• [Records supplied]:
________________________
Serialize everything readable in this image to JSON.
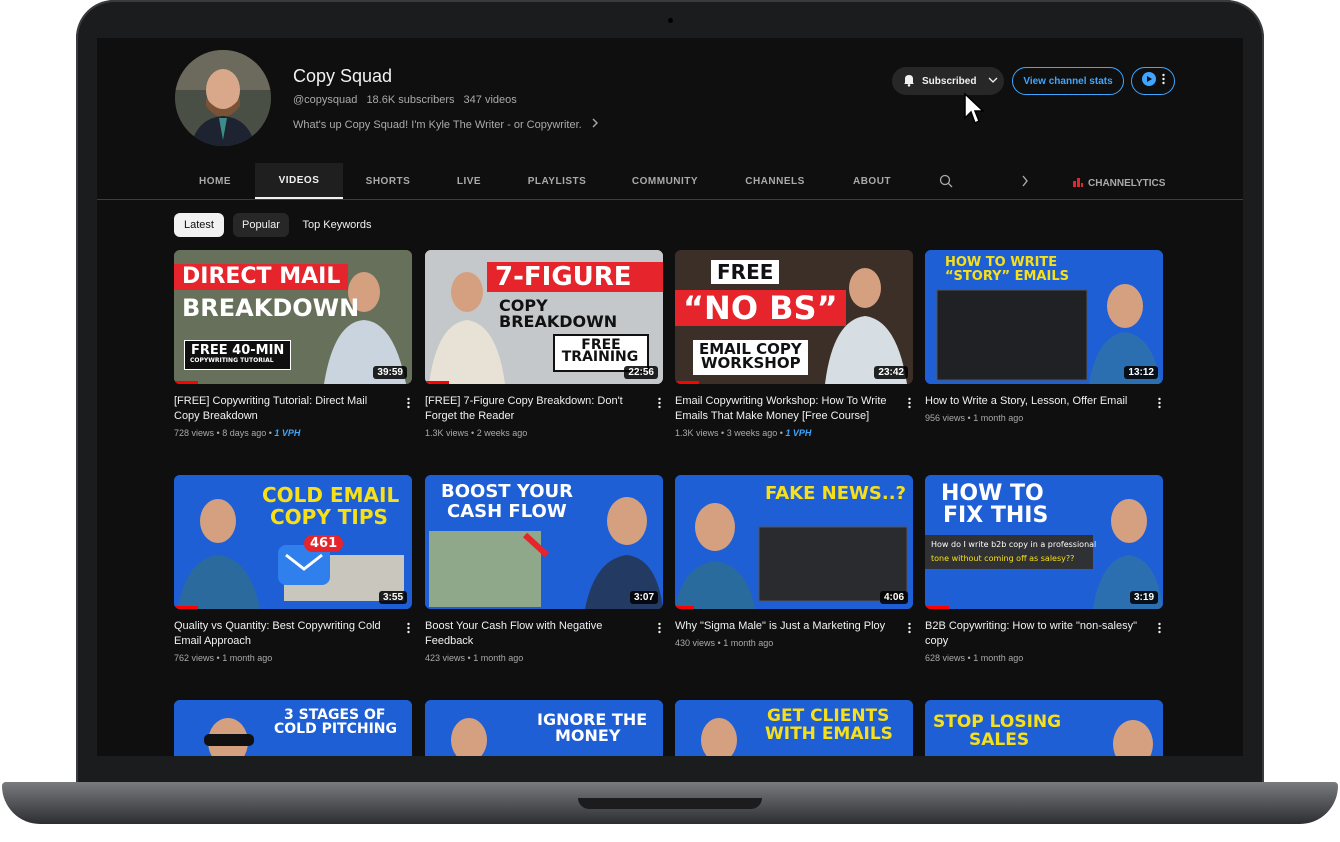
{
  "channel": {
    "name": "Copy Squad",
    "handle": "@copysquad",
    "subscribers": "18.6K subscribers",
    "videos_count": "347 videos",
    "description": "What's up Copy Squad! I'm Kyle The Writer - or Copywriter.",
    "subscribed_label": "Subscribed",
    "stats_label": "View channel stats"
  },
  "tabs": [
    "HOME",
    "VIDEOS",
    "SHORTS",
    "LIVE",
    "PLAYLISTS",
    "COMMUNITY",
    "CHANNELS",
    "ABOUT"
  ],
  "channelytics_label": "CHANNELYTICS",
  "chips": [
    "Latest",
    "Popular",
    "Top Keywords"
  ],
  "videos": [
    {
      "title": "[FREE] Copywriting Tutorial: Direct Mail Copy Breakdown",
      "views": "728 views",
      "age": "8 days ago",
      "vph": "1 VPH",
      "duration": "39:59",
      "progress": 0.1,
      "thumb": {
        "l1": "DIRECT MAIL",
        "l2": "BREAKDOWN",
        "l3": "FREE 40-MIN",
        "l4": "COPYWRITING TUTORIAL"
      }
    },
    {
      "title": "[FREE] 7-Figure Copy Breakdown: Don't Forget the Reader",
      "views": "1.3K views",
      "age": "2 weeks ago",
      "vph": "",
      "duration": "22:56",
      "progress": 0.1,
      "thumb": {
        "l1": "7-FIGURE",
        "l2": "COPY BREAKDOWN",
        "l3": "FREE",
        "l4": "TRAINING"
      }
    },
    {
      "title": "Email Copywriting Workshop: How To Write Emails That Make Money [Free Course]",
      "views": "1.3K views",
      "age": "3 weeks ago",
      "vph": "1 VPH",
      "duration": "23:42",
      "progress": 0.1,
      "thumb": {
        "l1": "FREE",
        "l2": "“NO BS”",
        "l3": "EMAIL COPY",
        "l4": "WORKSHOP"
      }
    },
    {
      "title": "How to Write a Story, Lesson, Offer Email",
      "views": "956 views",
      "age": "1 month ago",
      "vph": "",
      "duration": "13:12",
      "progress": 0,
      "thumb": {
        "l1": "HOW TO WRITE",
        "l2": "“STORY” EMAILS",
        "l3": "",
        "l4": ""
      }
    },
    {
      "title": "Quality vs Quantity: Best Copywriting Cold Email Approach",
      "views": "762 views",
      "age": "1 month ago",
      "vph": "",
      "duration": "3:55",
      "progress": 0.1,
      "thumb": {
        "l1": "COLD EMAIL",
        "l2": "COPY TIPS",
        "l3": "461",
        "l4": ""
      }
    },
    {
      "title": "Boost Your Cash Flow with Negative Feedback",
      "views": "423 views",
      "age": "1 month ago",
      "vph": "",
      "duration": "3:07",
      "progress": 0,
      "thumb": {
        "l1": "BOOST YOUR",
        "l2": "CASH FLOW",
        "l3": "",
        "l4": ""
      }
    },
    {
      "title": "Why \"Sigma Male\" is Just a Marketing Ploy",
      "views": "430 views",
      "age": "1 month ago",
      "vph": "",
      "duration": "4:06",
      "progress": 0.08,
      "thumb": {
        "l1": "FAKE NEWS..?",
        "l2": "",
        "l3": "",
        "l4": ""
      }
    },
    {
      "title": "B2B Copywriting: How to write \"non-salesy\" copy",
      "views": "628 views",
      "age": "1 month ago",
      "vph": "",
      "duration": "3:19",
      "progress": 0.1,
      "thumb": {
        "l1": "HOW TO",
        "l2": "FIX THIS",
        "l3": "How do I write b2b copy in a professional",
        "l4": "tone without coming off as salesy??"
      }
    },
    {
      "title": "",
      "views": "",
      "age": "",
      "vph": "",
      "duration": "",
      "progress": 0,
      "thumb": {
        "l1": "3 STAGES OF",
        "l2": "COLD PITCHING",
        "l3": "",
        "l4": ""
      }
    },
    {
      "title": "",
      "views": "",
      "age": "",
      "vph": "",
      "duration": "",
      "progress": 0,
      "thumb": {
        "l1": "IGNORE THE",
        "l2": "MONEY",
        "l3": "",
        "l4": ""
      }
    },
    {
      "title": "",
      "views": "",
      "age": "",
      "vph": "",
      "duration": "",
      "progress": 0,
      "thumb": {
        "l1": "GET CLIENTS",
        "l2": "WITH EMAILS",
        "l3": "",
        "l4": ""
      }
    },
    {
      "title": "",
      "views": "",
      "age": "",
      "vph": "",
      "duration": "",
      "progress": 0,
      "thumb": {
        "l1": "STOP LOSING",
        "l2": "SALES",
        "l3": "",
        "l4": ""
      }
    }
  ],
  "colors": {
    "bg": "#0f0f0f",
    "accent": "#3ea6ff",
    "red": "#ff0000",
    "thumb_red": "#e5242b",
    "thumb_blue": "#1f5fd6",
    "thumb_yellow": "#f7e017"
  }
}
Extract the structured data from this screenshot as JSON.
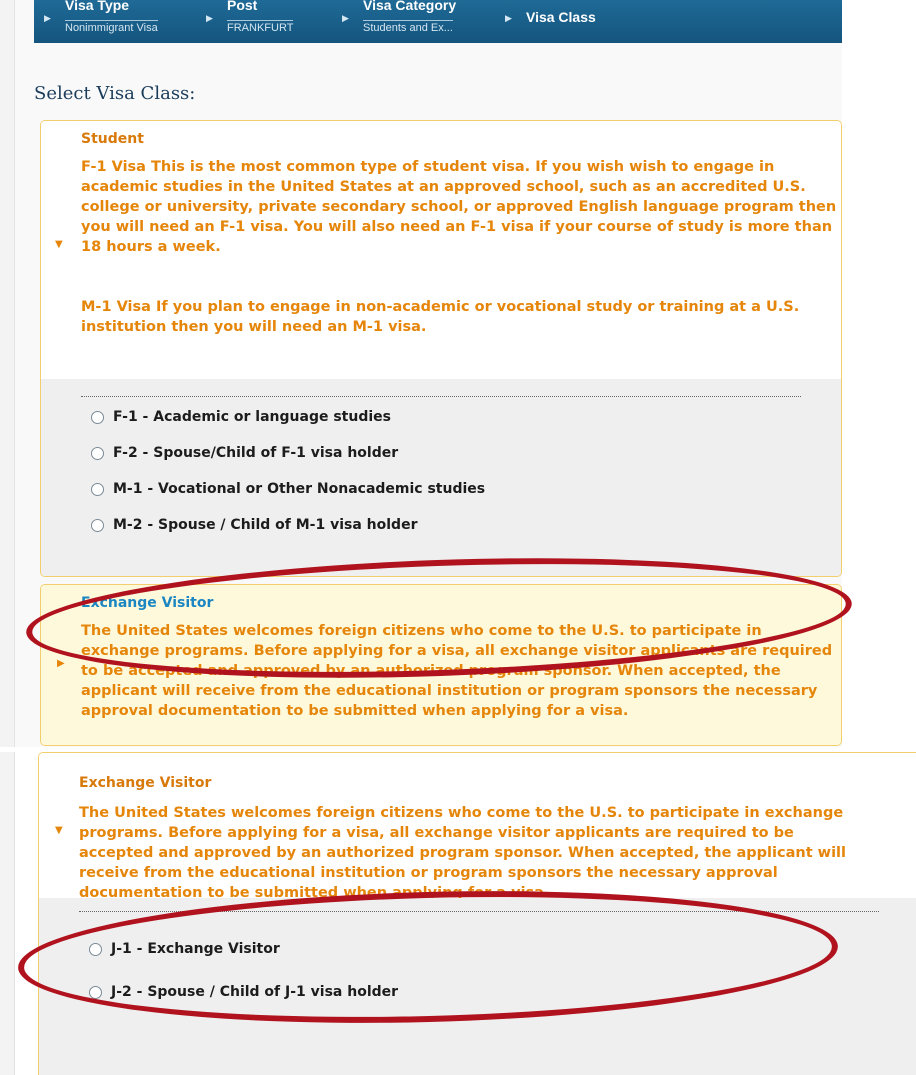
{
  "breadcrumb": {
    "steps": [
      {
        "title": "Visa Type",
        "value": "Nonimmigrant Visa"
      },
      {
        "title": "Post",
        "value": "FRANKFURT"
      },
      {
        "title": "Visa Category",
        "value": "Students and Ex..."
      },
      {
        "title": "Visa Class",
        "value": ""
      }
    ]
  },
  "page_title": "Select Visa Class:",
  "student": {
    "title": "Student",
    "desc_f1": "F-1 Visa This is the most common type of student visa. If you wish wish to engage in academic studies in the United States at an approved school, such as an accredited U.S. college or university, private secondary school, or approved English language program then you will need an F-1 visa. You will also need an F-1 visa if your course of study is more than 18 hours a week.",
    "desc_m1": "M-1 Visa If you plan to engage in non-academic or vocational study or training at a U.S. institution then you will need an M-1 visa.",
    "options": [
      "F-1 - Academic or language studies",
      "F-2 - Spouse/Child of F-1 visa holder",
      "M-1 - Vocational or Other Nonacademic studies",
      "M-2 - Spouse / Child of M-1 visa holder"
    ]
  },
  "exchange": {
    "title": "Exchange Visitor",
    "desc": "The United States welcomes foreign citizens who come to the U.S. to participate in exchange programs. Before applying for a visa, all exchange visitor applicants are required to be accepted and approved by an authorized program sponsor. When accepted, the applicant will receive from the educational institution or program sponsors the necessary approval documentation to be submitted when applying for a visa.",
    "options": [
      "J-1 - Exchange Visitor",
      "J-2 - Spouse / Child of J-1 visa holder"
    ]
  },
  "colors": {
    "nav_bar": "#14557e",
    "accent_orange": "#e5860b",
    "title_blue": "#1b86c1",
    "title_orange": "#d87a0a",
    "annotation_red": "#b0131e",
    "panel_border": "#f2ce6c"
  },
  "icons": [
    "breadcrumb-arrow-icon",
    "caret-down-icon",
    "caret-right-icon",
    "radio-icon"
  ]
}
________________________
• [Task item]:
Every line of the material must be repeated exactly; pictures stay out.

• [Answer area]:
Serialize everything readable in this image to JSON.
{
  "channel": {
    "name": "Copy Squad",
    "handle": "@copysquad",
    "subscribers": "18.6K subscribers",
    "videos_count": "347 videos",
    "description": "What's up Copy Squad! I'm Kyle The Writer - or Copywriter.",
    "subscribed_label": "Subscribed",
    "stats_label": "View channel stats"
  },
  "tabs": [
    "HOME",
    "VIDEOS",
    "SHORTS",
    "LIVE",
    "PLAYLISTS",
    "COMMUNITY",
    "CHANNELS",
    "ABOUT"
  ],
  "channelytics_label": "CHANNELYTICS",
  "chips": [
    "Latest",
    "Popular",
    "Top Keywords"
  ],
  "videos": [
    {
      "title": "[FREE] Copywriting Tutorial: Direct Mail Copy Breakdown",
      "views": "728 views",
      "age": "8 days ago",
      "vph": "1 VPH",
      "duration": "39:59",
      "progress": 0.1,
      "thumb": {
        "l1": "DIRECT MAIL",
        "l2": "BREAKDOWN",
        "l3": "FREE 40-MIN",
        "l4": "COPYWRITING TUTORIAL"
      }
    },
    {
      "title": "[FREE] 7-Figure Copy Breakdown: Don't Forget the Reader",
      "views": "1.3K views",
      "age": "2 weeks ago",
      "vph": "",
      "duration": "22:56",
      "progress": 0.1,
      "thumb": {
        "l1": "7-FIGURE",
        "l2": "COPY BREAKDOWN",
        "l3": "FREE",
        "l4": "TRAINING"
      }
    },
    {
      "title": "Email Copywriting Workshop: How To Write Emails That Make Money [Free Course]",
      "views": "1.3K views",
      "age": "3 weeks ago",
      "vph": "1 VPH",
      "duration": "23:42",
      "progress": 0.1,
      "thumb": {
        "l1": "FREE",
        "l2": "“NO BS”",
        "l3": "EMAIL COPY",
        "l4": "WORKSHOP"
      }
    },
    {
      "title": "How to Write a Story, Lesson, Offer Email",
      "views": "956 views",
      "age": "1 month ago",
      "vph": "",
      "duration": "13:12",
      "progress": 0,
      "thumb": {
        "l1": "HOW TO WRITE",
        "l2": "“STORY” EMAILS",
        "l3": "",
        "l4": ""
      }
    },
    {
      "title": "Quality vs Quantity: Best Copywriting Cold Email Approach",
      "views": "762 views",
      "age": "1 month ago",
      "vph": "",
      "duration": "3:55",
      "progress": 0.1,
      "thumb": {
        "l1": "COLD EMAIL",
        "l2": "COPY TIPS",
        "l3": "461",
        "l4": ""
      }
    },
    {
      "title": "Boost Your Cash Flow with Negative Feedback",
      "views": "423 views",
      "age": "1 month ago",
      "vph": "",
      "duration": "3:07",
      "progress": 0,
      "thumb": {
        "l1": "BOOST YOUR",
        "l2": "CASH FLOW",
        "l3": "",
        "l4": ""
      }
    },
    {
      "title": "Why \"Sigma Male\" is Just a Marketing Ploy",
      "views": "430 views",
      "age": "1 month ago",
      "vph": "",
      "duration": "4:06",
      "progress": 0.08,
      "thumb": {
        "l1": "FAKE NEWS..?",
        "l2": "",
        "l3": "",
        "l4": ""
      }
    },
    {
      "title": "B2B Copywriting: How to write \"non-salesy\" copy",
      "views": "628 views",
      "age": "1 month ago",
      "vph": "",
      "duration": "3:19",
      "progress": 0.1,
      "thumb": {
        "l1": "HOW TO",
        "l2": "FIX THIS",
        "l3": "How do I write b2b copy in a professional",
        "l4": "tone without coming off as salesy??"
      }
    },
    {
      "title": "",
      "views": "",
      "age": "",
      "vph": "",
      "duration": "",
      "progress": 0,
      "thumb": {
        "l1": "3 STAGES OF",
        "l2": "COLD PITCHING",
        "l3": "",
        "l4": ""
      }
    },
    {
      "title": "",
      "views": "",
      "age": "",
      "vph": "",
      "duration": "",
      "progress": 0,
      "thumb": {
        "l1": "IGNORE THE",
        "l2": "MONEY",
        "l3": "",
        "l4": ""
      }
    },
    {
      "title": "",
      "views": "",
      "age": "",
      "vph": "",
      "duration": "",
      "progress": 0,
      "thumb": {
        "l1": "GET CLIENTS",
        "l2": "WITH EMAILS",
        "l3": "",
        "l4": ""
      }
    },
    {
      "title": "",
      "views": "",
      "age": "",
      "vph": "",
      "duration": "",
      "progress": 0,
      "thumb": {
        "l1": "STOP LOSING",
        "l2": "SALES",
        "l3": "",
        "l4": ""
      }
    }
  ],
  "colors": {
    "bg": "#0f0f0f",
    "accent": "#3ea6ff",
    "red": "#ff0000",
    "thumb_red": "#e5242b",
    "thumb_blue": "#1f5fd6",
    "thumb_yellow": "#f7e017"
  }
}
Extract the structured data from this screenshot as JSON.
{
  "breadcrumb": {
    "steps": [
      {
        "title": "Visa Type",
        "value": "Nonimmigrant Visa"
      },
      {
        "title": "Post",
        "value": "FRANKFURT"
      },
      {
        "title": "Visa Category",
        "value": "Students and Ex..."
      },
      {
        "title": "Visa Class",
        "value": ""
      }
    ]
  },
  "page_title": "Select Visa Class:",
  "student": {
    "title": "Student",
    "desc_f1": "F-1 Visa This is the most common type of student visa. If you wish wish to engage in academic studies in the United States at an approved school, such as an accredited U.S. college or university, private secondary school, or approved English language program then you will need an F-1 visa. You will also need an F-1 visa if your course of study is more than 18 hours a week.",
    "desc_m1": "M-1 Visa If you plan to engage in non-academic or vocational study or training at a U.S. institution then you will need an M-1 visa.",
    "options": [
      "F-1 - Academic or language studies",
      "F-2 - Spouse/Child of F-1 visa holder",
      "M-1 - Vocational or Other Nonacademic studies",
      "M-2 - Spouse / Child of M-1 visa holder"
    ]
  },
  "exchange": {
    "title": "Exchange Visitor",
    "desc": "The United States welcomes foreign citizens who come to the U.S. to participate in exchange programs. Before applying for a visa, all exchange visitor applicants are required to be accepted and approved by an authorized program sponsor. When accepted, the applicant will receive from the educational institution or program sponsors the necessary approval documentation to be submitted when applying for a visa.",
    "options": [
      "J-1 - Exchange Visitor",
      "J-2 - Spouse / Child of J-1 visa holder"
    ]
  },
  "colors": {
    "nav_bar": "#14557e",
    "accent_orange": "#e5860b",
    "title_blue": "#1b86c1",
    "title_orange": "#d87a0a",
    "annotation_red": "#b0131e",
    "panel_border": "#f2ce6c"
  },
  "icons": [
    "breadcrumb-arrow-icon",
    "caret-down-icon",
    "caret-right-icon",
    "radio-icon"
  ]
}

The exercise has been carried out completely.